> TASK BRIEF
Whenever a line contains the string "your", copy it out of the entries.

> Data items

Content starts

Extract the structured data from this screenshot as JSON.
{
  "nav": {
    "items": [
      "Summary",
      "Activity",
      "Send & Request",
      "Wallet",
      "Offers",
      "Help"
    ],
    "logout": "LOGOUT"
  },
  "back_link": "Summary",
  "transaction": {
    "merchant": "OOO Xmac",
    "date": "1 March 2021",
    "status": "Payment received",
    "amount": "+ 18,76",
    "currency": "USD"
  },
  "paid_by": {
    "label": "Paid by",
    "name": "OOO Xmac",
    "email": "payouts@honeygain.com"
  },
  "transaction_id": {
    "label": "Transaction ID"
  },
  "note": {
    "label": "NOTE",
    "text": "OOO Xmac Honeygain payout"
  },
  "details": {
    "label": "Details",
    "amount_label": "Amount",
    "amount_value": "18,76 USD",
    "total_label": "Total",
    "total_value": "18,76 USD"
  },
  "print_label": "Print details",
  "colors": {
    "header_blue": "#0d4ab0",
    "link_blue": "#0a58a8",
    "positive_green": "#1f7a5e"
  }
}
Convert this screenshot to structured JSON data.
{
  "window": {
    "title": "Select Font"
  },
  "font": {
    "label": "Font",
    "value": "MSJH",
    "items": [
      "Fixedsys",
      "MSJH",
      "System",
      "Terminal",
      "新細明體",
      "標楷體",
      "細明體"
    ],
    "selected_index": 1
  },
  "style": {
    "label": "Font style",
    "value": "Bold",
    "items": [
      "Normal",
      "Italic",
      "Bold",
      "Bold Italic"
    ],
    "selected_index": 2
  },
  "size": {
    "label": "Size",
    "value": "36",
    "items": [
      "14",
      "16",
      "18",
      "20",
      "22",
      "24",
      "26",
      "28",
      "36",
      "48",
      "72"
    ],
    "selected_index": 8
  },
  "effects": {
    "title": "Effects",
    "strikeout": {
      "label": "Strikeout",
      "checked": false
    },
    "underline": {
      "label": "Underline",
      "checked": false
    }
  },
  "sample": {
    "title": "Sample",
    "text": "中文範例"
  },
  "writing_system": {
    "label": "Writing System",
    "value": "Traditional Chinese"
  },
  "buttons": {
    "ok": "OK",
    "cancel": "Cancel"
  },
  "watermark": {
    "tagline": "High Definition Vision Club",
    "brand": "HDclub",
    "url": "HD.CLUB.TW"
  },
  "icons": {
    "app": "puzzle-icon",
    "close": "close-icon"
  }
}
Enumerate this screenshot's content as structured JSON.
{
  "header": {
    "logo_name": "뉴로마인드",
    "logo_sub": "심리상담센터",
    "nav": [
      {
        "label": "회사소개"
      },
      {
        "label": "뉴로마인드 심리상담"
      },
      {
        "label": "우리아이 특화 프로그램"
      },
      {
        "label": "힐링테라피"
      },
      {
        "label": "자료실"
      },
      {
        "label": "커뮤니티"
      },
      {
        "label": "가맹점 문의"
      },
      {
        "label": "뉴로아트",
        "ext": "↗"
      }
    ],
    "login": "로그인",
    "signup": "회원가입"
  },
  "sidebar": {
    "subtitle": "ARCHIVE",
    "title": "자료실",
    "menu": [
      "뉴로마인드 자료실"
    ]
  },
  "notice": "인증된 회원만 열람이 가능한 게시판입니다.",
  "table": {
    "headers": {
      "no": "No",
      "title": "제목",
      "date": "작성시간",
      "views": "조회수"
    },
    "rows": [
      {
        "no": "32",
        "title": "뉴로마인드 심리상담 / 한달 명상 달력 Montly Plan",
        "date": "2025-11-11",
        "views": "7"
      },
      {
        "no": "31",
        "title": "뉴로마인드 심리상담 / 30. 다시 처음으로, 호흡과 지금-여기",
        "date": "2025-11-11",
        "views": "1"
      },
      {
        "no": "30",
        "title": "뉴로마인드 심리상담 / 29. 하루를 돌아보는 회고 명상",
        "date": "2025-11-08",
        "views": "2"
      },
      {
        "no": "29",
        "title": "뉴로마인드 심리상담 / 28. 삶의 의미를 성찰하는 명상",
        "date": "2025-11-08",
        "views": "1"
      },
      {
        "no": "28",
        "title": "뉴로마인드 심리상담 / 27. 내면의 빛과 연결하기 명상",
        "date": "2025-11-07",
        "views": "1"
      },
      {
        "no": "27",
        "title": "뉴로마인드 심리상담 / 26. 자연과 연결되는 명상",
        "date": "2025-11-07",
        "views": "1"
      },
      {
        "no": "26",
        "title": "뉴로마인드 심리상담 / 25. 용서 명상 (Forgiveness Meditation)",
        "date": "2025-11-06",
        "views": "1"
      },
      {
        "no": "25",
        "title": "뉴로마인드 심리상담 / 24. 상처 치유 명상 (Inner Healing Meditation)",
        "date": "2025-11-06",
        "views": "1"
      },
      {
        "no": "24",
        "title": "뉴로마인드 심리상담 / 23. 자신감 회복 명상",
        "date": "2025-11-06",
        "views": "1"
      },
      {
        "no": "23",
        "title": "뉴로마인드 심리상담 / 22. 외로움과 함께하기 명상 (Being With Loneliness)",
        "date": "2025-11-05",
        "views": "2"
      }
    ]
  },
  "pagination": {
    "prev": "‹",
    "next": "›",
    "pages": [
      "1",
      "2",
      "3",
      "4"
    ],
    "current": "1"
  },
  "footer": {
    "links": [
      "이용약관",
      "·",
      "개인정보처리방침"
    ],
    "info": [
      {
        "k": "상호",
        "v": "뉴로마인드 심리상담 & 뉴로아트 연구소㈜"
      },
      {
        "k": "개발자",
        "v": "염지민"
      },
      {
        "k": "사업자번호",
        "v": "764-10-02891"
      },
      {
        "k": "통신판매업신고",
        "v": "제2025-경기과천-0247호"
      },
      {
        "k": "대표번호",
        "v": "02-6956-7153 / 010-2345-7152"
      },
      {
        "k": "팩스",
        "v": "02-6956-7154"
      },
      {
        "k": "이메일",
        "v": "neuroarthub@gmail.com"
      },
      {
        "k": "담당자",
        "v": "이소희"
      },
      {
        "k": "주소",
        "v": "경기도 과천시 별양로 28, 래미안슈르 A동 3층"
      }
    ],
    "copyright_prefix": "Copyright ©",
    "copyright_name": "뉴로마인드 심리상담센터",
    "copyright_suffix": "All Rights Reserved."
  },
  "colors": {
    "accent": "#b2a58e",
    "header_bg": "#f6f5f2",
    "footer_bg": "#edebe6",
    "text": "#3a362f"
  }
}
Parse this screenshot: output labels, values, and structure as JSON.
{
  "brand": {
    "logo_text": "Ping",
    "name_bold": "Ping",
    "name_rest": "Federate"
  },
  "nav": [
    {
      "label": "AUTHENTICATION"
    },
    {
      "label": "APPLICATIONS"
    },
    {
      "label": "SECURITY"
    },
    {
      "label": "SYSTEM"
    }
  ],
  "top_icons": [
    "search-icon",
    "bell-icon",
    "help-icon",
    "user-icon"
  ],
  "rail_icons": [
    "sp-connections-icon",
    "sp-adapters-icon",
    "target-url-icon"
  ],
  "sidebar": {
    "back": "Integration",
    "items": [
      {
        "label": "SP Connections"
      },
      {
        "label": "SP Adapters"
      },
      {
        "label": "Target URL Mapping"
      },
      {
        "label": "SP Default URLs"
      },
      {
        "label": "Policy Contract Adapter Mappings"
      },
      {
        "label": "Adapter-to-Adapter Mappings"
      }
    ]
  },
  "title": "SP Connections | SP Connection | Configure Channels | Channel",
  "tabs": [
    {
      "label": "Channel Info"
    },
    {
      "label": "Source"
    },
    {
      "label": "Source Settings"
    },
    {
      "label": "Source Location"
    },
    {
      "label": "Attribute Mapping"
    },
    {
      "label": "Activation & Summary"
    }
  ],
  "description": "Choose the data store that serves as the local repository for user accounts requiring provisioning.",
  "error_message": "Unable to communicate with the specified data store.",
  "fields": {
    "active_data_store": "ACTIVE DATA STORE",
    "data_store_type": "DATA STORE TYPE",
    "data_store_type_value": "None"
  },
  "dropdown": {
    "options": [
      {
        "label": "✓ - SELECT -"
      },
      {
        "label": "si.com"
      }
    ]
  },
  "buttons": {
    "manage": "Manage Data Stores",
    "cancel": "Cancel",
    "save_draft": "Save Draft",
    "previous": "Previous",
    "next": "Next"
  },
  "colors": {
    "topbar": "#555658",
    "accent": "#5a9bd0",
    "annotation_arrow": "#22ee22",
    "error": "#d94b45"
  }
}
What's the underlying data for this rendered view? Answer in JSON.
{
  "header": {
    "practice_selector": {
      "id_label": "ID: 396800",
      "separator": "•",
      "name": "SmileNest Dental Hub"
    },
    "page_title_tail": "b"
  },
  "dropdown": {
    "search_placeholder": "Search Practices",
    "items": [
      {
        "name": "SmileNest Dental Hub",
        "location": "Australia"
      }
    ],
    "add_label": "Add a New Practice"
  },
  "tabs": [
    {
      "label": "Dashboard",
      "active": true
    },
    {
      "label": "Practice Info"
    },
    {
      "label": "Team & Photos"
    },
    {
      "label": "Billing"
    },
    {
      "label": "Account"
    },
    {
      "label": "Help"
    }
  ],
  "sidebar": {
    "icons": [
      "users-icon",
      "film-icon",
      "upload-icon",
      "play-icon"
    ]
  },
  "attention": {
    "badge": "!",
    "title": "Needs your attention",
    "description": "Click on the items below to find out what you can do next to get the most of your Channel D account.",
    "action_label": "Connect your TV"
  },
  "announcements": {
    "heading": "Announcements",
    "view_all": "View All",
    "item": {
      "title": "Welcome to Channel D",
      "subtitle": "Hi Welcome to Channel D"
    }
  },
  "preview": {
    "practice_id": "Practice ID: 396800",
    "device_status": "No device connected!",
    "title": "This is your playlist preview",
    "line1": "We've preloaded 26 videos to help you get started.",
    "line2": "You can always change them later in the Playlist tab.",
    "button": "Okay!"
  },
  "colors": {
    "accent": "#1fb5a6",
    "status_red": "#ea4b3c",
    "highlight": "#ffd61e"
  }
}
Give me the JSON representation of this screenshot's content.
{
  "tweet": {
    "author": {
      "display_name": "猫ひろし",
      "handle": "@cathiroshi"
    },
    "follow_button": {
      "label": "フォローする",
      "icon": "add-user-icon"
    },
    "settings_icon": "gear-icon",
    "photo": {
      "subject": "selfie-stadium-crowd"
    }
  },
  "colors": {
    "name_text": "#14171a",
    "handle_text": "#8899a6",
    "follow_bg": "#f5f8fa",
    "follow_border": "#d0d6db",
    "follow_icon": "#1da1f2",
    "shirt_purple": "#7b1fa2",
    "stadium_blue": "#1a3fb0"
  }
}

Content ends

> REPLY
    "title": "Needs your attention",
    "description": "Click on the items below to find out what you can do next to get the most of your Channel D account.",
    "action_label": "Connect your TV"
    "title": "This is your playlist preview",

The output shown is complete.